Shadow Dancing

How Unearthing the Unseen and Unembraced Stories Within our Collective Culture Can Move Us from Conflict to Peace

(coming in 2023)

ISBN-13: 978-1500919498

Coming Soon in 2023

Our identities are an ever-changing, ever-evolving concept. One day we’re the brilliant masters of our universe, juggling work and home responsibilities with ease, the next day we’ve left the stove on, dropped our cell phone down the garbage disposal, and forgotten to pick up our child from dance class. The dejected look on his, or her, face tells us that we’ve let them down; we’ve failed as parents. But do any of these scenarios define who we really are? Are we the sum total of the stories we believe about ourselves? Who would we be without any story?

ISBN-13: 978-1484984604

The Greek myth of Narcissus is a timeless story of the perils of succumbing to projection and illusions. In this farcical novella, we continue Narcissus’ story, as he travels through Hades on the greatest adventure there is – the quest for self-awareness.

Heavily influenced by Joseph Campbell and Carl Jung, it is a Hero’s Journey toward individuation, and of finding the true meaning of love itself.

“Ms. Kavner-Miller has breathed hilarious new life into the ancient myth about how the gods cursed the vain, unfeeling Narcissus to fall in love with his own reflection. And that’s just the starting point … Along the way, we’re treated to laugh-out-loud moments: witty, contemporary dialogue: and some of quirkiest characters ever associated with a story about Greek mythology.” — W.E. Fuller (via Amazon)

ISBN-13: 978-1848883376

Edited by Sjoerd-Jeroen Moenandar, Ph.D. and Nicole Kavner Miller, Ph.D.

Brill Publishing (04 Jan 2019)

Inter-Disciplinary Press (2015)

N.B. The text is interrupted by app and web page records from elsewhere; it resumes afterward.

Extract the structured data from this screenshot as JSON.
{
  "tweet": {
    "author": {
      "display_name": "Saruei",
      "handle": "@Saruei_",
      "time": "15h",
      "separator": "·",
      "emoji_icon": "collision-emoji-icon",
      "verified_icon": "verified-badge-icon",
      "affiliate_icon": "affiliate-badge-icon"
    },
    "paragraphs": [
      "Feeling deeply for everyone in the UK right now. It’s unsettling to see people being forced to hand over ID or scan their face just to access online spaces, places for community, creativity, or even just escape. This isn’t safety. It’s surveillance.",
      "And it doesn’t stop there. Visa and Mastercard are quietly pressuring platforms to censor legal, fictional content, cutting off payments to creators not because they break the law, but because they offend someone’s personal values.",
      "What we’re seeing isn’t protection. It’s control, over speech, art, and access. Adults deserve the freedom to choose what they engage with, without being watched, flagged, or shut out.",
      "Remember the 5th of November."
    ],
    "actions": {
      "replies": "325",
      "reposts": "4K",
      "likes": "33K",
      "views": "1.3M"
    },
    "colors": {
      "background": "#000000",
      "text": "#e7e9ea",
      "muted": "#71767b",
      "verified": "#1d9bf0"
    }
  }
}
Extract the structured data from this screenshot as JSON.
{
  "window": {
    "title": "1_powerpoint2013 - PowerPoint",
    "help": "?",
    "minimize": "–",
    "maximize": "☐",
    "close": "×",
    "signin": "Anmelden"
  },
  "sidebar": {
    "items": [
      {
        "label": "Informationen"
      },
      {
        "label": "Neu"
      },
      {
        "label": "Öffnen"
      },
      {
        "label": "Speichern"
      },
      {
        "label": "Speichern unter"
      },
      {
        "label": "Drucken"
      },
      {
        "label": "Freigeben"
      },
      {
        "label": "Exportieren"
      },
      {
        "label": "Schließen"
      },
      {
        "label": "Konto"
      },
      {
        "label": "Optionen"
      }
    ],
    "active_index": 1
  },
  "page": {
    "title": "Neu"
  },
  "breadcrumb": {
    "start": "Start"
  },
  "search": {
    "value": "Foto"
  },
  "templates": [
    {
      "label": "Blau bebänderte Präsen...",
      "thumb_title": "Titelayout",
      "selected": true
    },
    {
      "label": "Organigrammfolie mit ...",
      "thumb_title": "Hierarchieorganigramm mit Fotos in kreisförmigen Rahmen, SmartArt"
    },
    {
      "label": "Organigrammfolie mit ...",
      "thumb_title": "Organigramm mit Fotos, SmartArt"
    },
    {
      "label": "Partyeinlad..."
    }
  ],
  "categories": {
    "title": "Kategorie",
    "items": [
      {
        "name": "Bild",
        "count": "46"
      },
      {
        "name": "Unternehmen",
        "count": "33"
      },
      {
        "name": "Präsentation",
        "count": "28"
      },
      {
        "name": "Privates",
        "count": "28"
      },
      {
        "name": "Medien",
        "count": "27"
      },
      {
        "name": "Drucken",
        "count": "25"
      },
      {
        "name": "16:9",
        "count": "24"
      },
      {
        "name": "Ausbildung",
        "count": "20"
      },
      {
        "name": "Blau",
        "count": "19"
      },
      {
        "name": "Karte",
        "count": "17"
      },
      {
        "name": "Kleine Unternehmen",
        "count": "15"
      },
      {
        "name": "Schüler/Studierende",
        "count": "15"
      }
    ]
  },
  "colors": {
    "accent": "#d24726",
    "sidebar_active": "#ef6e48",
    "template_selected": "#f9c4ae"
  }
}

Storytelling has always played a central role in the formation of cultures and communities. All cultures define themselves and their place in the world through their stories. Similarly, our identities are largely constructed as narratives, and it is with the aid of storytelling that we manage to conceive of ourselves – our selves – as meaningful wholes. Thus, storytelling is not ever absent: it is to be found in literature, social life, in the places we visit and the buildings we live in.

This volume presents storytelling in various appearances: from ancient myths and oral history, to transmedia narratives and digital stories. Different forms of narrative are analysed, as is the use of storytelling as a method for e.g. counselling, education and research. Throughout twenty-five chapters, a compelling overview of recent research on the topic is provided, both stressing the omnipresence of storytelling and exploring what storytelling is and isn’t.